Volume 6(2019)

PAGE 17/26

Despite the education-support policies, tuition remains the most expensive expense, followed by boarding costs for all-day school attendance. The next costly items are extra tuition, school supplies and uniforms. The poor households have good access to the public education system, including children pursuing higher education and children supported with reduced tuition fees or preferential loans for study. However, due to the low level of household income, the expenditure on education account for a considerable portion of the family budget.

Access to health care system

Poor people benefit from free health insurance in Viet Nam, and the research finds that only 4.4 per cent of the household members in the study do not have health insurance. According to the findings, the poor households mostly use health insurance for medical treatment so they do not spend much on health care. Thus, medical expenses account for only a small portion of their household expenditure, even though most of the households include older people with illnesses and ill younger persons (table 15).

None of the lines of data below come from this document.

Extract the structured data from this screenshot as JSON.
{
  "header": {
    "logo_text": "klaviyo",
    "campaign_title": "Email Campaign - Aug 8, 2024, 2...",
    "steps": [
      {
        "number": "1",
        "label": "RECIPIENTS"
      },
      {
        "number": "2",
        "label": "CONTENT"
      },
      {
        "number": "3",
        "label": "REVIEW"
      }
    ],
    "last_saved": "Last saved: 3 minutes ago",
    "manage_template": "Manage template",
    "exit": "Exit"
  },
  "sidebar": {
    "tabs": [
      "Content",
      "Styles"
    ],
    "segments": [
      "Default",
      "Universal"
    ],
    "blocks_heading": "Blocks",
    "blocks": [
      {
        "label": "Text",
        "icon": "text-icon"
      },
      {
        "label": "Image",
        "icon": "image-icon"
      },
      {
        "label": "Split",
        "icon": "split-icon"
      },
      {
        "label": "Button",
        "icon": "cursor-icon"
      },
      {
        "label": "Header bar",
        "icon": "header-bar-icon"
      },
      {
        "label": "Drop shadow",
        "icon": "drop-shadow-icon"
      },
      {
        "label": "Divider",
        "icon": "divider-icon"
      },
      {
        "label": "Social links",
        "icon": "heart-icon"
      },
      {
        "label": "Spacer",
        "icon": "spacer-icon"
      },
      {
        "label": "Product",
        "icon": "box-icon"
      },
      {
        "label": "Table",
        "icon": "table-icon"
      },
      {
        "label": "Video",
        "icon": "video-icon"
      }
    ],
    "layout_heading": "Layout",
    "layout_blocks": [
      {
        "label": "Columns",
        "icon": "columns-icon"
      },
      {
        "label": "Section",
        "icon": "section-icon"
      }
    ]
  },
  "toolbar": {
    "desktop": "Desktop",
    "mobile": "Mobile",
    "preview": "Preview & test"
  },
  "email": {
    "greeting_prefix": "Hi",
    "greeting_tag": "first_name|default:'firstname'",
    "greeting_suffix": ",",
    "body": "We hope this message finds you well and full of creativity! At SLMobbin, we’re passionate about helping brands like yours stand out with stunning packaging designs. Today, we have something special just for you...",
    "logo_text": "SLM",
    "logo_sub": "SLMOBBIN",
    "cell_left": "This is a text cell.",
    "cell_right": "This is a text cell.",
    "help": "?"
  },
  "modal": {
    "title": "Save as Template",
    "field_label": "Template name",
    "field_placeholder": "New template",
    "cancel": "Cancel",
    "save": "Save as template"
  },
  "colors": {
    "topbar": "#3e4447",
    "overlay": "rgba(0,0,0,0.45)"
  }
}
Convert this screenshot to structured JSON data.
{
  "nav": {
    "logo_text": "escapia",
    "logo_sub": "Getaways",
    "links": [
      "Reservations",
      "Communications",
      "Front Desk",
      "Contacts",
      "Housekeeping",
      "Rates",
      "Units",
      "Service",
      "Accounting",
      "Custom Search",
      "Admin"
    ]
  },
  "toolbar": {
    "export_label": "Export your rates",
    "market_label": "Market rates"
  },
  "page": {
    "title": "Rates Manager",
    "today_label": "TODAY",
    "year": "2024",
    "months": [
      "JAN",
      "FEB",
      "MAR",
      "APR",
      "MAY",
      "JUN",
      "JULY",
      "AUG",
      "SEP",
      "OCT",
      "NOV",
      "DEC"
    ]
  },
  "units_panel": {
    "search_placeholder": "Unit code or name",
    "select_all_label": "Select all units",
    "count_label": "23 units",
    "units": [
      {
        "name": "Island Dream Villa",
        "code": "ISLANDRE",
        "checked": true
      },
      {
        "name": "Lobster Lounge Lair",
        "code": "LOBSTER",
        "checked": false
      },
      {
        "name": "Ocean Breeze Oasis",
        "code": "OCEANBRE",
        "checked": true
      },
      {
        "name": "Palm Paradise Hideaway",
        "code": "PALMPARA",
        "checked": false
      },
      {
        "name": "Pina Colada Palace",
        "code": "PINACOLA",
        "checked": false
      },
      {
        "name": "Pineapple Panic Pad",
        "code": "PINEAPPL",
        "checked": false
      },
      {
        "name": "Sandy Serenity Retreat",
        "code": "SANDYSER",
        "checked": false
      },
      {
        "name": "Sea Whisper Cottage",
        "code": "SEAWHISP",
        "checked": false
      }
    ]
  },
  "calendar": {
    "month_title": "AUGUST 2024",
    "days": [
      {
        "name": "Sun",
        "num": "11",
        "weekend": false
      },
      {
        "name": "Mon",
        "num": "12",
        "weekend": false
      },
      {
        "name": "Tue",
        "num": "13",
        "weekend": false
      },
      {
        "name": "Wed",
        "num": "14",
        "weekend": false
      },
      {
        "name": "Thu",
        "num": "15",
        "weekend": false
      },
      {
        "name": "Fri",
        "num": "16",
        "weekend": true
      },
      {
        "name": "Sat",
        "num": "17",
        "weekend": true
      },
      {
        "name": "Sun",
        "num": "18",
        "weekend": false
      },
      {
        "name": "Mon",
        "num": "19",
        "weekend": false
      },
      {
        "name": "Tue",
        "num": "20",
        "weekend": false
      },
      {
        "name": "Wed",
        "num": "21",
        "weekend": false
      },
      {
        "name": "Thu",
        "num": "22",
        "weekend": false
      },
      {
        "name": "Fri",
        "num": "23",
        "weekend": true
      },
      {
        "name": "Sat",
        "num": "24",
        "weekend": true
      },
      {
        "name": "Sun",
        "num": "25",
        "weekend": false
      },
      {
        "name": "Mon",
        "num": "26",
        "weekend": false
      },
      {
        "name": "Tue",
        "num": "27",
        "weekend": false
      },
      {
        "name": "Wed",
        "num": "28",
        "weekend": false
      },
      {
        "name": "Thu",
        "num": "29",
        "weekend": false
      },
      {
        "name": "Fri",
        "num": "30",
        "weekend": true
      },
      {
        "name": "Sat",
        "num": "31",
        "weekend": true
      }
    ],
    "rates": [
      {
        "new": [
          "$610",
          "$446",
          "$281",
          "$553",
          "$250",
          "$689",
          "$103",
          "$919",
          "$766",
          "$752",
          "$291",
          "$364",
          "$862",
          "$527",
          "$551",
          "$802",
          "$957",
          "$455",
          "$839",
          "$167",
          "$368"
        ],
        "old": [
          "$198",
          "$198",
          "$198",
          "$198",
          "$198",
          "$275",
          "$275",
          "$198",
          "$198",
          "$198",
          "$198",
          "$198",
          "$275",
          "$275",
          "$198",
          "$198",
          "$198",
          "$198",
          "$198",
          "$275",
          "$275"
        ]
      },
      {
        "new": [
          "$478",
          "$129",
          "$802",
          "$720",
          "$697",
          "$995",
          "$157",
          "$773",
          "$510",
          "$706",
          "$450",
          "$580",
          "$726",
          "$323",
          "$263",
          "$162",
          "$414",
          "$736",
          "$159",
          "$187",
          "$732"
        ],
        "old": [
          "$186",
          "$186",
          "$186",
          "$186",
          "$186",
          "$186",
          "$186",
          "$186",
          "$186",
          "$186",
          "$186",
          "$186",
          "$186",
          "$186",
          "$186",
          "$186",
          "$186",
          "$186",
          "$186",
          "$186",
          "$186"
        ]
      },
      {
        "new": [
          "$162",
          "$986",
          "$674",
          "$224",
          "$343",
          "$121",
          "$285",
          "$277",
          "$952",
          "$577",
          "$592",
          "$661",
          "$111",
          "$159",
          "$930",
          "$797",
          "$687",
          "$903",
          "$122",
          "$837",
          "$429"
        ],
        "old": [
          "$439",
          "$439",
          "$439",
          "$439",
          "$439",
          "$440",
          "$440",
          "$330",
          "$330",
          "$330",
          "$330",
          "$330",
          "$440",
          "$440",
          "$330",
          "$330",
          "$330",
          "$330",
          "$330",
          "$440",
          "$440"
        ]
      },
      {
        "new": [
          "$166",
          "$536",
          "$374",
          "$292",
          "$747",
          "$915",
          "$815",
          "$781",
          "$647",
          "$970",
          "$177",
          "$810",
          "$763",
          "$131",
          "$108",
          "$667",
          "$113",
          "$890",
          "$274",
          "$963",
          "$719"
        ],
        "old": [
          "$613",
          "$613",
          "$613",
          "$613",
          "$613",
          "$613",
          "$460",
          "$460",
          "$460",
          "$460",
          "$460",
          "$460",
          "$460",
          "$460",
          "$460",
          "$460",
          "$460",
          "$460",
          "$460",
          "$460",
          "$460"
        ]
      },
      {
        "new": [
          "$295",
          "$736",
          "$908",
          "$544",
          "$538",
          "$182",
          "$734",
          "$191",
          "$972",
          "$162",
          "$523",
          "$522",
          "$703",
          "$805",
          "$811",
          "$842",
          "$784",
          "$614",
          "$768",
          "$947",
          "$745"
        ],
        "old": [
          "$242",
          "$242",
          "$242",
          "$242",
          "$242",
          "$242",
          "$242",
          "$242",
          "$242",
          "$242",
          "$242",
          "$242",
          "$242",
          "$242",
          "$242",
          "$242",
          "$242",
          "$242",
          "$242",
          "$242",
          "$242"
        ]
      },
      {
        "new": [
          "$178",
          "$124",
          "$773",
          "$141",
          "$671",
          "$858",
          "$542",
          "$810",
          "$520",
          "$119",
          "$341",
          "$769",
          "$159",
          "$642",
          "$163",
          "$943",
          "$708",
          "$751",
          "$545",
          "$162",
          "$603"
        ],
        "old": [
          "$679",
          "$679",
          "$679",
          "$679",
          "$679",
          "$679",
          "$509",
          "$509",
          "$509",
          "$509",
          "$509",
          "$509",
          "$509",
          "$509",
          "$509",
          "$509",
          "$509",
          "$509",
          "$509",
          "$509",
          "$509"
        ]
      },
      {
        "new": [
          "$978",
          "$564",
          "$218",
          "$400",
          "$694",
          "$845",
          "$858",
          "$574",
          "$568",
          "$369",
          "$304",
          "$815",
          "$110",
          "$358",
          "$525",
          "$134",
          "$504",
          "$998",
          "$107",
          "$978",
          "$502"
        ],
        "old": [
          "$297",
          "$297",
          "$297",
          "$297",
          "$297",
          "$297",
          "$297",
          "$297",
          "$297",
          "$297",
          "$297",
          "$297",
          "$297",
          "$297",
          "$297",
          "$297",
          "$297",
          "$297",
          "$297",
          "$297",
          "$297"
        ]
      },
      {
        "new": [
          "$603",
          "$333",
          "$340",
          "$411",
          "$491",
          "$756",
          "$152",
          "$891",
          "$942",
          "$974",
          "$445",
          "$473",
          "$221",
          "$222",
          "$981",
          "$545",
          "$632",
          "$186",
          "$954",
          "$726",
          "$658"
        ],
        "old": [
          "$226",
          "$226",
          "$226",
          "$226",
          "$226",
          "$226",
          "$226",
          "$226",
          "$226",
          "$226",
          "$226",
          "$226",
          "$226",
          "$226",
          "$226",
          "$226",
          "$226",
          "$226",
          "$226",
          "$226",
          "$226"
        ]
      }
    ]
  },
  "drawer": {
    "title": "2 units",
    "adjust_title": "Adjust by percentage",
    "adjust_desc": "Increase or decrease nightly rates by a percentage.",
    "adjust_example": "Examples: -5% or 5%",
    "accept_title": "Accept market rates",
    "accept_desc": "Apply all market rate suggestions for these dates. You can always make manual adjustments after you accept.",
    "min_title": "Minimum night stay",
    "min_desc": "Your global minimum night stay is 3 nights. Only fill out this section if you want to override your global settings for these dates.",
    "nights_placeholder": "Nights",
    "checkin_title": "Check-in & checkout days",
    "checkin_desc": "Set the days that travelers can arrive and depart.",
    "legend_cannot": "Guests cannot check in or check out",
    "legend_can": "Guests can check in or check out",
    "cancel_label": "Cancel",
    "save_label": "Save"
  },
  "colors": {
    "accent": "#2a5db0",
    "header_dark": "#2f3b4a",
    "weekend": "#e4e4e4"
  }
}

Table 15: Use of health insurance for medical examinations and treatment

Yes No Total (N=520)
For medical examination 91.9% 8.1% 100%
For treatment of disease and injury 85.0% 15.0% 100%

Most of the household members did not have regular health check-ups, only for the older persons. For minor illnesses, most households buy medicine at a pharmacy, even for children. When they have more severe health problems, they usually go to a district or city hospital.

Figure 8: Health care habits


Buying medicine is reported as easy, although 24.6 per cent of households in the central districts and 34.6 per cent in the peri-urban districts consider it easy to buy needed medicines. Households in the central districts, however, report having better access to pharmacies than those in the peri-urban areas.